The hospital treating the pregnant Duchess of Cambridge said it "deeply regrets" giving out information about her condition to hoax callers from an Australian radio station.
Presenters posing as the Queen and Prince Charles got details from a nurse at King Edward VII hospital in London.
The hospital said confidentiality was taken seriously and telephone protocols are under review.
Prince William is currently visiting his wife at the hospital.
The Duke of Cambridge spent several hours visiting her on Monday and was there again during the day on Tuesday.
A spokesman for William and Catherine said he would be making no comment on the call.
Two presenters on Sydney-based radio station 2Day FM are reported to have convinced staff they were the Royals and were connected to the duchess's private nurse in the early hours of Tuesday morning.
The pair were given an update on her condition.
A spokesman for the hospital said: "This call was transferred through to a ward and a short conversation was held with one of the nursing staff.

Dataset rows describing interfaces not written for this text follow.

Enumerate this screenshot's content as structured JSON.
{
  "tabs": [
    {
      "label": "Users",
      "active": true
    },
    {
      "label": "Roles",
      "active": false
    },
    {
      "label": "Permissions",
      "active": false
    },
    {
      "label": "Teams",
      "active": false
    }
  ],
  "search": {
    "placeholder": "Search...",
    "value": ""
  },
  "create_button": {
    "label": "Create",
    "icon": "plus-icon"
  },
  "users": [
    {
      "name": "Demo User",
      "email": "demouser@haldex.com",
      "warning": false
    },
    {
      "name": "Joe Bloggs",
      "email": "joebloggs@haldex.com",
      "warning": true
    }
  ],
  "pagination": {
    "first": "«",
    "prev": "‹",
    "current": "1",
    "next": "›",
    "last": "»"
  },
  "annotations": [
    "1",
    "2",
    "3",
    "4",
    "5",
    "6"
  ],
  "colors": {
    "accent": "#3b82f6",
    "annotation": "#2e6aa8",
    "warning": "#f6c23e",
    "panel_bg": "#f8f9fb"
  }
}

King Edward VII's Hospital deeply regrets this incident."
John Lofthouse, chief executive at King Edward VII's Hospital, said: "This was a foolish prank call that we all deplore."
The duchess, who was admitted to the hospital on Monday, is thought to be less than 12 weeks pregnant.
It has been confirmed she is being treated for acute morning sickness, or hyperemesis gravidarum.
In a statement on Tuesday evening, a St James's Palace spokesman said: "The Duchess of Cambridge is continuing to feel better. She and the Duke are immensely grateful for the good wishes they have received. She will remain in hospital at present."
Prime Minister David Cameron began his weekly Prime Minister's Questons by congratulating the Royal couple on the news that they are expecting a baby.
The announcement of the pregnancy came as all Commonwealth realms agreed to press ahead with a bill ending discrimination against women in the succession to the British throne.
It means William and Catherine's first child will become monarch, whether a boy or a girl.
Deputy Prime Minister Nick Clegg said the government would introduce the Succession to the Crown Bill in the House of Commons as soon as possible.
The legislation was agreed in principle at the Commonwealth heads of government meeting in Perth, Australia in October 2011.
Since then, the government of New Zealand has been gathering formal letters of consent from the 15 realms of the Commonwealth, that have the Queen as their head of state.
The succession bill will require amendments to some of Britain's key constitutional documents, including the Bill of Rights and Coronation Oath Act of 1688, the 1701 Act of Settlement and the 1706 Act of Union with Scotland.